Lines in the listing below that include the word "Administrative" need to be copied.

** ENTRIES SHOWN follows **

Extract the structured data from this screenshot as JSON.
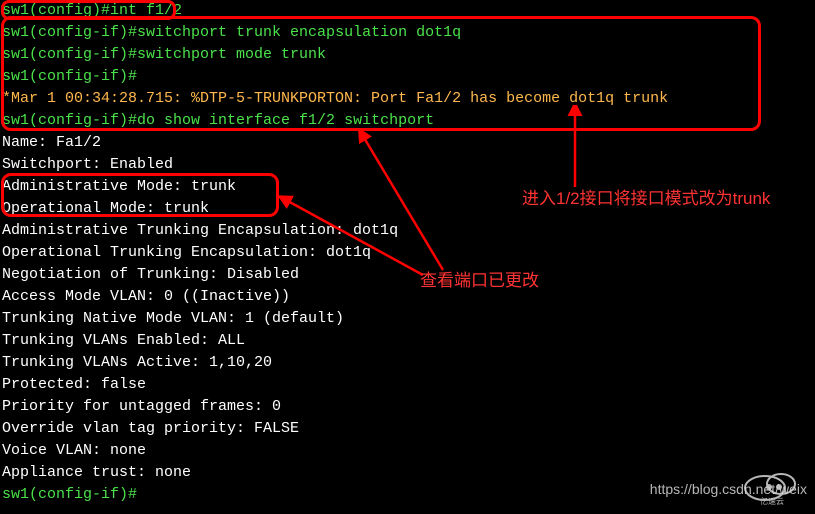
{
  "terminal": {
    "lines": [
      {
        "segments": [
          {
            "text": "sw1(config)#",
            "cls": "green"
          },
          {
            "text": "int f1/2",
            "cls": "green"
          }
        ]
      },
      {
        "segments": [
          {
            "text": "sw1(config-if)#",
            "cls": "green"
          },
          {
            "text": "switchport trunk encapsulation dot1q",
            "cls": "green"
          }
        ]
      },
      {
        "segments": [
          {
            "text": "sw1(config-if)#",
            "cls": "green"
          },
          {
            "text": "switchport mode trunk",
            "cls": "green"
          }
        ]
      },
      {
        "segments": [
          {
            "text": "sw1(config-if)#",
            "cls": "green"
          }
        ]
      },
      {
        "segments": [
          {
            "text": "*Mar  1 00:34:28.715: %DTP-5-TRUNKPORTON: Port Fa1/2 has become dot1q trunk",
            "cls": "orange"
          }
        ]
      },
      {
        "segments": [
          {
            "text": "sw1(config-if)#",
            "cls": "green"
          },
          {
            "text": "do show interface f1/2 switchport",
            "cls": "green"
          }
        ]
      },
      {
        "segments": [
          {
            "text": "Name: Fa1/2",
            "cls": "white"
          }
        ]
      },
      {
        "segments": [
          {
            "text": "Switchport: Enabled",
            "cls": "white"
          }
        ]
      },
      {
        "segments": [
          {
            "text": "Administrative Mode: trunk",
            "cls": "white"
          }
        ]
      },
      {
        "segments": [
          {
            "text": "Operational Mode: trunk",
            "cls": "white"
          }
        ]
      },
      {
        "segments": [
          {
            "text": "Administrative Trunking Encapsulation: dot1q",
            "cls": "white"
          }
        ]
      },
      {
        "segments": [
          {
            "text": "Operational Trunking Encapsulation: dot1q",
            "cls": "white"
          }
        ]
      },
      {
        "segments": [
          {
            "text": "Negotiation of Trunking: Disabled",
            "cls": "white"
          }
        ]
      },
      {
        "segments": [
          {
            "text": "Access Mode VLAN: 0 ((Inactive))",
            "cls": "white"
          }
        ]
      },
      {
        "segments": [
          {
            "text": "Trunking Native Mode VLAN: 1 (default)",
            "cls": "white"
          }
        ]
      },
      {
        "segments": [
          {
            "text": "Trunking VLANs Enabled: ALL",
            "cls": "white"
          }
        ]
      },
      {
        "segments": [
          {
            "text": "Trunking VLANs Active: 1,10,20",
            "cls": "white"
          }
        ]
      },
      {
        "segments": [
          {
            "text": "Protected: false",
            "cls": "white"
          }
        ]
      },
      {
        "segments": [
          {
            "text": "Priority for untagged frames: 0",
            "cls": "white"
          }
        ]
      },
      {
        "segments": [
          {
            "text": "Override vlan tag priority: FALSE",
            "cls": "white"
          }
        ]
      },
      {
        "segments": [
          {
            "text": "Voice VLAN: none",
            "cls": "white"
          }
        ]
      },
      {
        "segments": [
          {
            "text": "Appliance trust: none",
            "cls": "white"
          }
        ]
      },
      {
        "segments": [
          {
            "text": "sw1(config-if)#",
            "cls": "green"
          }
        ]
      }
    ]
  },
  "annotations": {
    "anno1": "进入1/2接口将接口模式改为trunk",
    "anno2": "查看端口已更改"
  },
  "watermark": "https://blog.csdn.net/weix",
  "logo_text": "亿速云"
}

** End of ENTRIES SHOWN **

> EXERCISE ANSWER
            "text": "Administrative Mode: trunk",
            "text": "Administrative Trunking Encapsulation: dot1q",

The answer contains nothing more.